> [DIRECTIONS FOR THIS TASK] Nothing in the records may be dropped or altered when you repeat them.

▼

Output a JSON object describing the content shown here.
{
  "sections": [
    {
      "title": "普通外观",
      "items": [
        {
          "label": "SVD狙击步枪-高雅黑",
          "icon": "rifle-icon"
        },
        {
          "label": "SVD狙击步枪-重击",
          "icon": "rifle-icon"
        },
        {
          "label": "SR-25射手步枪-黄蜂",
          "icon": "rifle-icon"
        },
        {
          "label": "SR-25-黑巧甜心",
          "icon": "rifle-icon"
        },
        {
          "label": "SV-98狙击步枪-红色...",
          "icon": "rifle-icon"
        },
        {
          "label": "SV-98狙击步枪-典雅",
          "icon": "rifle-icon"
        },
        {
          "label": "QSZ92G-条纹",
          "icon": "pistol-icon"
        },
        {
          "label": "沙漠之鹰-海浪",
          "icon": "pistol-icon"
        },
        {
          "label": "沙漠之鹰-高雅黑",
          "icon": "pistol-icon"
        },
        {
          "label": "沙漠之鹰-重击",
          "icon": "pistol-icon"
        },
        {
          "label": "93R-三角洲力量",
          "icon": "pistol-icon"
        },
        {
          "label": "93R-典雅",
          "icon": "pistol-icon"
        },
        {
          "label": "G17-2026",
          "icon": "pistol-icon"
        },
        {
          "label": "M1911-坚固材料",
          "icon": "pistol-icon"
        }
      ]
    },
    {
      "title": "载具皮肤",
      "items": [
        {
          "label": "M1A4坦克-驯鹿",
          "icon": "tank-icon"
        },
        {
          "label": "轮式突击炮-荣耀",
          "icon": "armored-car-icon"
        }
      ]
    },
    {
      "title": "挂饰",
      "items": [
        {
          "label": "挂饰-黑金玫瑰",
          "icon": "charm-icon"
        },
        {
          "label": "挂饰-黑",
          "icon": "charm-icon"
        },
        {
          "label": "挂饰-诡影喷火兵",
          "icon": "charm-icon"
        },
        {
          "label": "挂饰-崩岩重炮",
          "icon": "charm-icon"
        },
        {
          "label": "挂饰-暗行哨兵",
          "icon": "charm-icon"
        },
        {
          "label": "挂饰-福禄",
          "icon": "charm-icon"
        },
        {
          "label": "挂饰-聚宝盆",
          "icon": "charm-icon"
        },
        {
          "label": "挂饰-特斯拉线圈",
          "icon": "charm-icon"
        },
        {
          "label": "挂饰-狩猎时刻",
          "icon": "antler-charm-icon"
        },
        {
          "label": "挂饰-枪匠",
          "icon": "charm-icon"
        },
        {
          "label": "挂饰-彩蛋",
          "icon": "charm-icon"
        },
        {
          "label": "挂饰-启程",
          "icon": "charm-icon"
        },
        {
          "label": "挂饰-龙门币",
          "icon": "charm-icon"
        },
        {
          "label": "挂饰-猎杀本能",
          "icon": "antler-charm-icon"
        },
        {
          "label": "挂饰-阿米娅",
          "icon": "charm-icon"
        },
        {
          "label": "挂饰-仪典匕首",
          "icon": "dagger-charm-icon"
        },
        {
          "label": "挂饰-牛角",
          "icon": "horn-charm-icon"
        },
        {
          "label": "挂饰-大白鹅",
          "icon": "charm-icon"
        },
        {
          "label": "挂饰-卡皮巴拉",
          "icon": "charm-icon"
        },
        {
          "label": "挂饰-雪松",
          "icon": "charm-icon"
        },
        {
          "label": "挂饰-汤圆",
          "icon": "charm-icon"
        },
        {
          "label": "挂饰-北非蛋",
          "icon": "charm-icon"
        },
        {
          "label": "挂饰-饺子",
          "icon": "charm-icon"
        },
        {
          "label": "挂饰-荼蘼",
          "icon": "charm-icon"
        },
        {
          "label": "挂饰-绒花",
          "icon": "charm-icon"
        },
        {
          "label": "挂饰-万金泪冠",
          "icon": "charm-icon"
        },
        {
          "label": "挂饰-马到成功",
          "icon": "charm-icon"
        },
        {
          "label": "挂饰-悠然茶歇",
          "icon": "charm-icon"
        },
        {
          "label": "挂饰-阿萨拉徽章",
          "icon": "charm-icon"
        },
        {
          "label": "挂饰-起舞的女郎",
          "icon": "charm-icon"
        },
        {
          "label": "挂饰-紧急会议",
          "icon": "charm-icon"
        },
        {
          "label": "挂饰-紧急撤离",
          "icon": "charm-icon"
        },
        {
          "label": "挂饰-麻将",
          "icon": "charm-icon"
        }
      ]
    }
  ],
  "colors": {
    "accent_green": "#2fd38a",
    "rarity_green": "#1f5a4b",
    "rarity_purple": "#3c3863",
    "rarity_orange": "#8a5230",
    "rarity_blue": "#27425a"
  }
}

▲

> [EXERCISE SOLUTION]
Output a JSON object describing the content shown here.
{
  "sections": [
    {
      "title": "普通外观",
      "items": [
        {
          "label": "SVD狙击步枪-高雅黑",
          "icon": "rifle-icon"
        },
        {
          "label": "SVD狙击步枪-重击",
          "icon": "rifle-icon"
        },
        {
          "label": "SR-25射手步枪-黄蜂",
          "icon": "rifle-icon"
        },
        {
          "label": "SR-25-黑巧甜心",
          "icon": "rifle-icon"
        },
        {
          "label": "SV-98狙击步枪-红色...",
          "icon": "rifle-icon"
        },
        {
          "label": "SV-98狙击步枪-典雅",
          "icon": "rifle-icon"
        },
        {
          "label": "QSZ92G-条纹",
          "icon": "pistol-icon"
        },
        {
          "label": "沙漠之鹰-海浪",
          "icon": "pistol-icon"
        },
        {
          "label": "沙漠之鹰-高雅黑",
          "icon": "pistol-icon"
        },
        {
          "label": "沙漠之鹰-重击",
          "icon": "pistol-icon"
        },
        {
          "label": "93R-三角洲力量",
          "icon": "pistol-icon"
        },
        {
          "label": "93R-典雅",
          "icon": "pistol-icon"
        },
        {
          "label": "G17-2026",
          "icon": "pistol-icon"
        },
        {
          "label": "M1911-坚固材料",
          "icon": "pistol-icon"
        }
      ]
    },
    {
      "title": "载具皮肤",
      "items": [
        {
          "label": "M1A4坦克-驯鹿",
          "icon": "tank-icon"
        },
        {
          "label": "轮式突击炮-荣耀",
          "icon": "armored-car-icon"
        }
      ]
    },
    {
      "title": "挂饰",
      "items": [
        {
          "label": "挂饰-黑金玫瑰",
          "icon": "charm-icon"
        },
        {
          "label": "挂饰-黑",
          "icon": "charm-icon"
        },
        {
          "label": "挂饰-诡影喷火兵",
          "icon": "charm-icon"
        },
        {
          "label": "挂饰-崩岩重炮",
          "icon": "charm-icon"
        },
        {
          "label": "挂饰-暗行哨兵",
          "icon": "charm-icon"
        },
        {
          "label": "挂饰-福禄",
          "icon": "charm-icon"
        },
        {
          "label": "挂饰-聚宝盆",
          "icon": "charm-icon"
        },
        {
          "label": "挂饰-特斯拉线圈",
          "icon": "charm-icon"
        },
        {
          "label": "挂饰-狩猎时刻",
          "icon": "antler-charm-icon"
        },
        {
          "label": "挂饰-枪匠",
          "icon": "charm-icon"
        },
        {
          "label": "挂饰-彩蛋",
          "icon": "charm-icon"
        },
        {
          "label": "挂饰-启程",
          "icon": "charm-icon"
        },
        {
          "label": "挂饰-龙门币",
          "icon": "charm-icon"
        },
        {
          "label": "挂饰-猎杀本能",
          "icon": "antler-charm-icon"
        },
        {
          "label": "挂饰-阿米娅",
          "icon": "charm-icon"
        },
        {
          "label": "挂饰-仪典匕首",
          "icon": "dagger-charm-icon"
        },
        {
          "label": "挂饰-牛角",
          "icon": "horn-charm-icon"
        },
        {
          "label": "挂饰-大白鹅",
          "icon": "charm-icon"
        },
        {
          "label": "挂饰-卡皮巴拉",
          "icon": "charm-icon"
        },
        {
          "label": "挂饰-雪松",
          "icon": "charm-icon"
        },
        {
          "label": "挂饰-汤圆",
          "icon": "charm-icon"
        },
        {
          "label": "挂饰-北非蛋",
          "icon": "charm-icon"
        },
        {
          "label": "挂饰-饺子",
          "icon": "charm-icon"
        },
        {
          "label": "挂饰-荼蘼",
          "icon": "charm-icon"
        },
        {
          "label": "挂饰-绒花",
          "icon": "charm-icon"
        },
        {
          "label": "挂饰-万金泪冠",
          "icon": "charm-icon"
        },
        {
          "label": "挂饰-马到成功",
          "icon": "charm-icon"
        },
        {
          "label": "挂饰-悠然茶歇",
          "icon": "charm-icon"
        },
        {
          "label": "挂饰-阿萨拉徽章",
          "icon": "charm-icon"
        },
        {
          "label": "挂饰-起舞的女郎",
          "icon": "charm-icon"
        },
        {
          "label": "挂饰-紧急会议",
          "icon": "charm-icon"
        },
        {
          "label": "挂饰-紧急撤离",
          "icon": "charm-icon"
        },
        {
          "label": "挂饰-麻将",
          "icon": "charm-icon"
        }
      ]
    }
  ],
  "colors": {
    "accent_green": "#2fd38a",
    "rarity_green": "#1f5a4b",
    "rarity_purple": "#3c3863",
    "rarity_orange": "#8a5230",
    "rarity_blue": "#27425a"
  }
}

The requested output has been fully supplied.